• YOUR GOAL: If a line in the entries below contains "Cells", copy it.

• DATA RECORDS:

__________

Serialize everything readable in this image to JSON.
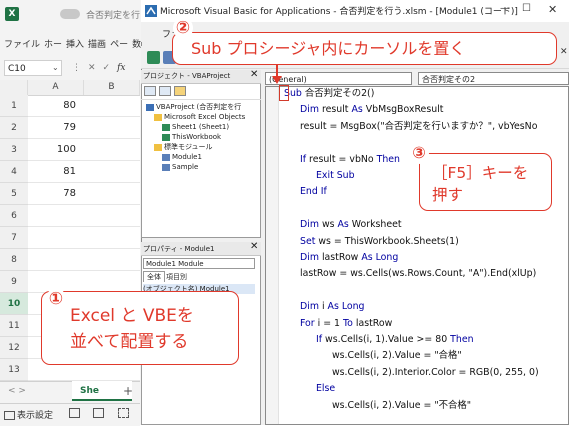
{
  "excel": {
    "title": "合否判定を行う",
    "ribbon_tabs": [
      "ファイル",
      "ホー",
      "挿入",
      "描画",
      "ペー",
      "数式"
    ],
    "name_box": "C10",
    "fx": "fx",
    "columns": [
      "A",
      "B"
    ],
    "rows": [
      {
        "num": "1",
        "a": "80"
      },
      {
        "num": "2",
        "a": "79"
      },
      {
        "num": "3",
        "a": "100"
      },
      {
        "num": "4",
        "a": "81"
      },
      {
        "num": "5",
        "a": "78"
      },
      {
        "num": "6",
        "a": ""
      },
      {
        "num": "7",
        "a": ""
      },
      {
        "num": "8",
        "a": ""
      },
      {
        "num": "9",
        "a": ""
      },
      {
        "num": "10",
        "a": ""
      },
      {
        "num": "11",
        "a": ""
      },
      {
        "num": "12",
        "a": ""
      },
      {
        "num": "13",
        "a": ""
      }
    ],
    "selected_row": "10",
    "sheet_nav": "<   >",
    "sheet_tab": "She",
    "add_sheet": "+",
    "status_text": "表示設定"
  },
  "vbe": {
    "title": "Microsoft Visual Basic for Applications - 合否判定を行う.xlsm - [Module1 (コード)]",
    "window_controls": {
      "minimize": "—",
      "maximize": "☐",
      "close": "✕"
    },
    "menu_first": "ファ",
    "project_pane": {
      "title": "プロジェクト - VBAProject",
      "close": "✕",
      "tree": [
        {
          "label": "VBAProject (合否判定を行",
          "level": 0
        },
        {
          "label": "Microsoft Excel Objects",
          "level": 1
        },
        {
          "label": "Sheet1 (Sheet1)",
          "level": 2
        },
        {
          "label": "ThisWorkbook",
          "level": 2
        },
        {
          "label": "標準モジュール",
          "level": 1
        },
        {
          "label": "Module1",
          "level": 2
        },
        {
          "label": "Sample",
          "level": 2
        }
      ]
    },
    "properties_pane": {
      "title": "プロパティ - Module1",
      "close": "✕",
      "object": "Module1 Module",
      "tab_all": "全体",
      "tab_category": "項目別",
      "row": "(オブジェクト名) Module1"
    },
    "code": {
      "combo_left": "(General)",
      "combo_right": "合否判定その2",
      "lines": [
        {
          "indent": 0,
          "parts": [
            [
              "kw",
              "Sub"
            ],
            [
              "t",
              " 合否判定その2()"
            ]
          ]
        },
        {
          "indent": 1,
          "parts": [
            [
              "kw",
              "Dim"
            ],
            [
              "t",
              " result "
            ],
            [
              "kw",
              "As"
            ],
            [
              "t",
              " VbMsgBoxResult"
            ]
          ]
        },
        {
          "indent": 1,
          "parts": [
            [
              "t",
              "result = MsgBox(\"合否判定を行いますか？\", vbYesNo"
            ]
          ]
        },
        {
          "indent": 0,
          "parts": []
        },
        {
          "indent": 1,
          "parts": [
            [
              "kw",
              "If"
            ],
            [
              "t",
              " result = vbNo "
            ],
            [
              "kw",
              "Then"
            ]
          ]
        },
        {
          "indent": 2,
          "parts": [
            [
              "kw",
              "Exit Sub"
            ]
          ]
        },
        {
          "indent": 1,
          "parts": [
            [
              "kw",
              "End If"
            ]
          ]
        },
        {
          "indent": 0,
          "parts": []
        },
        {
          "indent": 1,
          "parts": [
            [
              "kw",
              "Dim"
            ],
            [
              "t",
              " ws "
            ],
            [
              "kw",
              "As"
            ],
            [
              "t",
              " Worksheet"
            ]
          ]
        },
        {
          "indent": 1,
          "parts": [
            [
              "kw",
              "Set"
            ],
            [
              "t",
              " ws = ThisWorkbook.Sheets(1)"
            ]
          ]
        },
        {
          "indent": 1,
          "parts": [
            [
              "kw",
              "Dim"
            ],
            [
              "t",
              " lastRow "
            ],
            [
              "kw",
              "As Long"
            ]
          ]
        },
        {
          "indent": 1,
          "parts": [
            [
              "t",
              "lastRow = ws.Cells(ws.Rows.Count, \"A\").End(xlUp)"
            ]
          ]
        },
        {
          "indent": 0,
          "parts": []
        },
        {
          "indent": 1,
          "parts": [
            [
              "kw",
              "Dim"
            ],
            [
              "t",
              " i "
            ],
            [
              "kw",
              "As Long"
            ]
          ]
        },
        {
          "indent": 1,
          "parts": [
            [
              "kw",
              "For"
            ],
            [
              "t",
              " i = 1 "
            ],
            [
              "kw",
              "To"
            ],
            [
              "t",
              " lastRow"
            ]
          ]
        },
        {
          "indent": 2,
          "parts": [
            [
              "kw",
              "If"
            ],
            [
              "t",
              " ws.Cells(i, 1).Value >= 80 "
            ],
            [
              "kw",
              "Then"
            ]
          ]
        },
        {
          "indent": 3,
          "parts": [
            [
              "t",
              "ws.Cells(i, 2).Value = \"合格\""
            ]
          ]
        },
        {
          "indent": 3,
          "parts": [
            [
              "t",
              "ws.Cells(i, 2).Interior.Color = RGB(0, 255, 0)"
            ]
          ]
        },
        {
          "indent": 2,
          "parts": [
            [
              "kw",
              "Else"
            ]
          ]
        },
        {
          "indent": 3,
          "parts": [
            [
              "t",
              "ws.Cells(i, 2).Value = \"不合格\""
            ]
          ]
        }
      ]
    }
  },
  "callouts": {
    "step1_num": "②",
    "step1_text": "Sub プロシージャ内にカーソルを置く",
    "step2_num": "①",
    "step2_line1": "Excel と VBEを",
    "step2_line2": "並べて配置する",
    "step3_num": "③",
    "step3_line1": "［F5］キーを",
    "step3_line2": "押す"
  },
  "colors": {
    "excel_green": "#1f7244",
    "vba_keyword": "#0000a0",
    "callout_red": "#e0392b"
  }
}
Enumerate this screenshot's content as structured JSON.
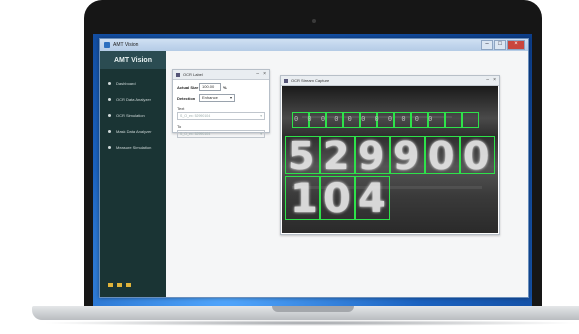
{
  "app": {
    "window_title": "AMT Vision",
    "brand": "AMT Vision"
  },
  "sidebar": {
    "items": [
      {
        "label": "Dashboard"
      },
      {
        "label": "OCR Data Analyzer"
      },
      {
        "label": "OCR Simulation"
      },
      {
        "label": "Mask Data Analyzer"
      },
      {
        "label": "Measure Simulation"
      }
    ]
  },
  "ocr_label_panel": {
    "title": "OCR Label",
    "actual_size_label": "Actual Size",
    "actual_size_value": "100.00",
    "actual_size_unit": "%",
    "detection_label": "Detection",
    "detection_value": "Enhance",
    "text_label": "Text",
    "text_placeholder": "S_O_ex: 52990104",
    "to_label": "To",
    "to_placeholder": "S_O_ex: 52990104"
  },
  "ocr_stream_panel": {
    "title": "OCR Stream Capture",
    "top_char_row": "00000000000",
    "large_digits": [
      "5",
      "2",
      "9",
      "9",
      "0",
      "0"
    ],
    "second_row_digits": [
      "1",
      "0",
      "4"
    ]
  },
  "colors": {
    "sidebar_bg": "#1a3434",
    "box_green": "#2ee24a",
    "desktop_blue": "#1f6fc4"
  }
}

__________

• SOLVED EXERCISE:
              "lastRow = ws.Cells(ws.Rows.Count, \"A\").End(xlUp)"
              " ws.Cells(i, 1).Value >= 80 "
              "ws.Cells(i, 2).Value = \"合格\""
              "ws.Cells(i, 2).Interior.Color = RGB(0, 255, 0)"
              "ws.Cells(i, 2).Value = \"不合格\""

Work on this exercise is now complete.